Sven Amirian, president of the Greater Haverhill Chamber of Commerce, said he was pleased to see AuthEntry locate in Plaistow.
"I think it’s a great addition to Plaistow and the whole region," he said. "Data security is a bigger issue every day as more things become cloud based."
For those worried about losing a small USB drive, there are other variations of the device. It also is available as a silicone bracelet, a keychain or a tag to put on back of a cell phone. The devices can be identified by a USB reader, which can be hooked up to a computer.
The USB drives are available for $50, while the USB reader is $40.
What originally started as just a way to protect a computer has turned into a whole lot more. The device can also be used to enter a building or to make payments at locations with AuthEntry software installed.
“It’s all about convenience,” Hebert said. “At a college, for instance, a student could use this to enter their dorm rooms and classrooms, log onto their computers and buy their meals from the cafeteria. It’s a lot easier and it’s a lot safer.”
The devices are currently being sold on the company website, but Hebert has had discussions for the products to be sold by SkyMall or Brookstone in the future.
“It’s still in the very early stages,” he said. “But we hope we have some bigger things ahead.”
Hebert said the products could be used by a wide variety of people.
“It can be used from the college-aged kids all the way up to an older crowd,” Hebert said. “For people who are having trouble remembering things and are just writing passwords down on sticky notepads, this is perfect for them.”

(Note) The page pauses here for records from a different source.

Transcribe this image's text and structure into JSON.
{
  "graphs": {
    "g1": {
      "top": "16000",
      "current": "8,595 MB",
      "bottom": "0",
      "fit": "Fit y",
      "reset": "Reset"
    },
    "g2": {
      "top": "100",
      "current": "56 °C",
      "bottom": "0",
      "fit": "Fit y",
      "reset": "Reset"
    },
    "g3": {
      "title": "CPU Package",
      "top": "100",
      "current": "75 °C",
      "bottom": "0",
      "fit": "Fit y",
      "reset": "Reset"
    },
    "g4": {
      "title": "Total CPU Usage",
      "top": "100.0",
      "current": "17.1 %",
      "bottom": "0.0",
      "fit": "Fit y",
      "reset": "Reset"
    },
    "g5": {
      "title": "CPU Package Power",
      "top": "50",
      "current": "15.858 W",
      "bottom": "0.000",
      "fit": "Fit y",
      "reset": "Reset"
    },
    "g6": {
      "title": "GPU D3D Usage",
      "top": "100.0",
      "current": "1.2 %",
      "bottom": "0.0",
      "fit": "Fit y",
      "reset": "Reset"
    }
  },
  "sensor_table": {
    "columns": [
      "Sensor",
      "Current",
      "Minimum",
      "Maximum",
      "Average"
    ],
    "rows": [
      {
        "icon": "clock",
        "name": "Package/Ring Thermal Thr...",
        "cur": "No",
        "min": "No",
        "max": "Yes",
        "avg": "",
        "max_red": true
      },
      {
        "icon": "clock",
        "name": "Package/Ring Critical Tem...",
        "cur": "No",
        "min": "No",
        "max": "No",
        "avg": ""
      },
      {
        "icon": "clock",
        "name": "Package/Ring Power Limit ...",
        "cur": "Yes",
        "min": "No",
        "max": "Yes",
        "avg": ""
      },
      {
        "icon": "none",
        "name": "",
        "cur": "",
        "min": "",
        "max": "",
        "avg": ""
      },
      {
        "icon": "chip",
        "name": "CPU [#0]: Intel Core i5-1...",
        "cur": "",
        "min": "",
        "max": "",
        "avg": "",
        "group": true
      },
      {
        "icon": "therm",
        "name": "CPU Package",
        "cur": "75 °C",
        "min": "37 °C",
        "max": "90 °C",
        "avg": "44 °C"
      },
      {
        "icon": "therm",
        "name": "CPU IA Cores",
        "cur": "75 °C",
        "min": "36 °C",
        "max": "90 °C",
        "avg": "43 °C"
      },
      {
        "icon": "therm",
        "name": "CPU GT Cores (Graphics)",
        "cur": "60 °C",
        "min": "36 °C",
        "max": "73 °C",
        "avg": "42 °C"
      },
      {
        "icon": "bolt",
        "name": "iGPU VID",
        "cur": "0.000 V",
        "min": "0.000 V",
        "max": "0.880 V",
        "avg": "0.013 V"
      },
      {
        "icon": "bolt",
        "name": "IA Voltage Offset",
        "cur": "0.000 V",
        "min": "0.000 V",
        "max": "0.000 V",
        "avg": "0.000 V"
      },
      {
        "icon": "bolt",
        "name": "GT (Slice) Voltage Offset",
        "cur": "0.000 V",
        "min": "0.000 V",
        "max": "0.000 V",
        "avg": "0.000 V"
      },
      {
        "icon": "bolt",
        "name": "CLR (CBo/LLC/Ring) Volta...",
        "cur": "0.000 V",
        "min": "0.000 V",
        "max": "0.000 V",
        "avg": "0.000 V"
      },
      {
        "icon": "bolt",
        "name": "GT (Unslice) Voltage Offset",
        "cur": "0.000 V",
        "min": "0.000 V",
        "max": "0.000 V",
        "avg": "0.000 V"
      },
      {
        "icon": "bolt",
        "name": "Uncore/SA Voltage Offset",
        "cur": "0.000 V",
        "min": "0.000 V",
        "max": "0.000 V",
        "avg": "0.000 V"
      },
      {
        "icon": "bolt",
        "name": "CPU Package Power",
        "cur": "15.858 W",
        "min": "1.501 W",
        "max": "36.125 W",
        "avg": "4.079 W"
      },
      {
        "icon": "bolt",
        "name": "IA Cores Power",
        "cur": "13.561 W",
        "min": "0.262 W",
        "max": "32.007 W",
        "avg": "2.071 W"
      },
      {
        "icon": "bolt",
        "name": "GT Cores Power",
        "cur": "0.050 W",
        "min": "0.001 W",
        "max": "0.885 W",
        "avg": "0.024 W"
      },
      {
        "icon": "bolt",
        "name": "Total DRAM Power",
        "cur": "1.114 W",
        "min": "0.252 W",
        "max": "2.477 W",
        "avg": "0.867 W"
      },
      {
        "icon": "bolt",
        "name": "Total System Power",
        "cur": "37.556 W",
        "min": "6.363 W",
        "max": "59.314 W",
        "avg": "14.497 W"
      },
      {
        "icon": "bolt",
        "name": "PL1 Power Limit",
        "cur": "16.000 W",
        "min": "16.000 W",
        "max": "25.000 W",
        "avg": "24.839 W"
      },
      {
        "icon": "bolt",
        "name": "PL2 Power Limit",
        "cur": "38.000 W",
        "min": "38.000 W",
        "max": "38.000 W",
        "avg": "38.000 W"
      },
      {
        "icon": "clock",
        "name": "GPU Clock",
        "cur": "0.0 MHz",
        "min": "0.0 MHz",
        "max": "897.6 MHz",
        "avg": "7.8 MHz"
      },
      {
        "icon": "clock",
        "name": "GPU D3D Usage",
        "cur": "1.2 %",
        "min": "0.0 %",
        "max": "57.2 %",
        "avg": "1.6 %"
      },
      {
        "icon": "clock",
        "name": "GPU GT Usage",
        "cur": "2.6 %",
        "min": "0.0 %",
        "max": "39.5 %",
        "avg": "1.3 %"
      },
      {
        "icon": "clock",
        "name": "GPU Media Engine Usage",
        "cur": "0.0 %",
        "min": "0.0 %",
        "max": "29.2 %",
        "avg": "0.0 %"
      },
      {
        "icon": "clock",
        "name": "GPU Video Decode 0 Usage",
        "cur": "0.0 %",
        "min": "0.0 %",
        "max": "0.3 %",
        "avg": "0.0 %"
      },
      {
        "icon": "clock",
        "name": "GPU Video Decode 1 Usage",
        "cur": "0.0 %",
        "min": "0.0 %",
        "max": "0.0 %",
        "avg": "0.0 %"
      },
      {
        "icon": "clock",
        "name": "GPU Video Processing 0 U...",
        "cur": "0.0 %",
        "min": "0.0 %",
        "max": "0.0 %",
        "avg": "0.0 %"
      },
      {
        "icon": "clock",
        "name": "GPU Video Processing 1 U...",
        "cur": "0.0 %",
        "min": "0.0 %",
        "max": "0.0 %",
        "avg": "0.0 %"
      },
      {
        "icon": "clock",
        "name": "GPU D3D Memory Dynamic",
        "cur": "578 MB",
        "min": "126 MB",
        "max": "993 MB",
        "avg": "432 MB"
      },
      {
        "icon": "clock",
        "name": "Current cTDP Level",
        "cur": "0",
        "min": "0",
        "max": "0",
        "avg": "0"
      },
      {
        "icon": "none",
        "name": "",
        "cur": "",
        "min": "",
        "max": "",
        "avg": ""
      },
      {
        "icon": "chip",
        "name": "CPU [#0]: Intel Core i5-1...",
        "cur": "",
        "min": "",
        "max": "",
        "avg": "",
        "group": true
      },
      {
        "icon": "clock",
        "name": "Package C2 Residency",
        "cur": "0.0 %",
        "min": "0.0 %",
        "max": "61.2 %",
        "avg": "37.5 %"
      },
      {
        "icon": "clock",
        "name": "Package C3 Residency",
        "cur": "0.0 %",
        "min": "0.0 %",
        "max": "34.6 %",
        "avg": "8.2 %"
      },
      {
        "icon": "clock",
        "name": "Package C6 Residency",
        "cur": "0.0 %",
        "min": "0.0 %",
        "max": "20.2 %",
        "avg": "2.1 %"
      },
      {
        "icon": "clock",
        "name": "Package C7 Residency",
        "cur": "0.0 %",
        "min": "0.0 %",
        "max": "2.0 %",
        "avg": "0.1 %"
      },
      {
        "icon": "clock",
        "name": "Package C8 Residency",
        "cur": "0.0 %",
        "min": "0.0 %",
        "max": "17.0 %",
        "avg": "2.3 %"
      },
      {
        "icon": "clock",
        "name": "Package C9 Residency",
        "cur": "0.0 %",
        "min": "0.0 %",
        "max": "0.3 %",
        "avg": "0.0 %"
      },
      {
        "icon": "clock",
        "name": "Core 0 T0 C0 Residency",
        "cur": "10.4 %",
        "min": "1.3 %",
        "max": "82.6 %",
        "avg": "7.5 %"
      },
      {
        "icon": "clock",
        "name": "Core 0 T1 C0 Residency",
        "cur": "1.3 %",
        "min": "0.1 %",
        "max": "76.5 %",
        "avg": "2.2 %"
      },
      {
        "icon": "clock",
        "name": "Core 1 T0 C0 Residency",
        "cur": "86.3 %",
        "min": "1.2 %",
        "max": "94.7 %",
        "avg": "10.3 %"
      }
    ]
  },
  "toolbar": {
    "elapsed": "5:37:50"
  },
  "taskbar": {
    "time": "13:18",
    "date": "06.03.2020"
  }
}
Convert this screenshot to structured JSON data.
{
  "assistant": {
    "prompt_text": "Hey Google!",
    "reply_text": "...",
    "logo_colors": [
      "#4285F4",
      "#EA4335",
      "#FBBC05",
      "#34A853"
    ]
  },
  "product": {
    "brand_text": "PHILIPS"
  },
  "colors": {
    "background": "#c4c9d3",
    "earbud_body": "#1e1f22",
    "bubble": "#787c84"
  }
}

The key to Hebert is the convenience.
“Door locks have been around for years, passwords have been around for years and credit cards have been around for years,” he said. “But never have they been available in just one device.”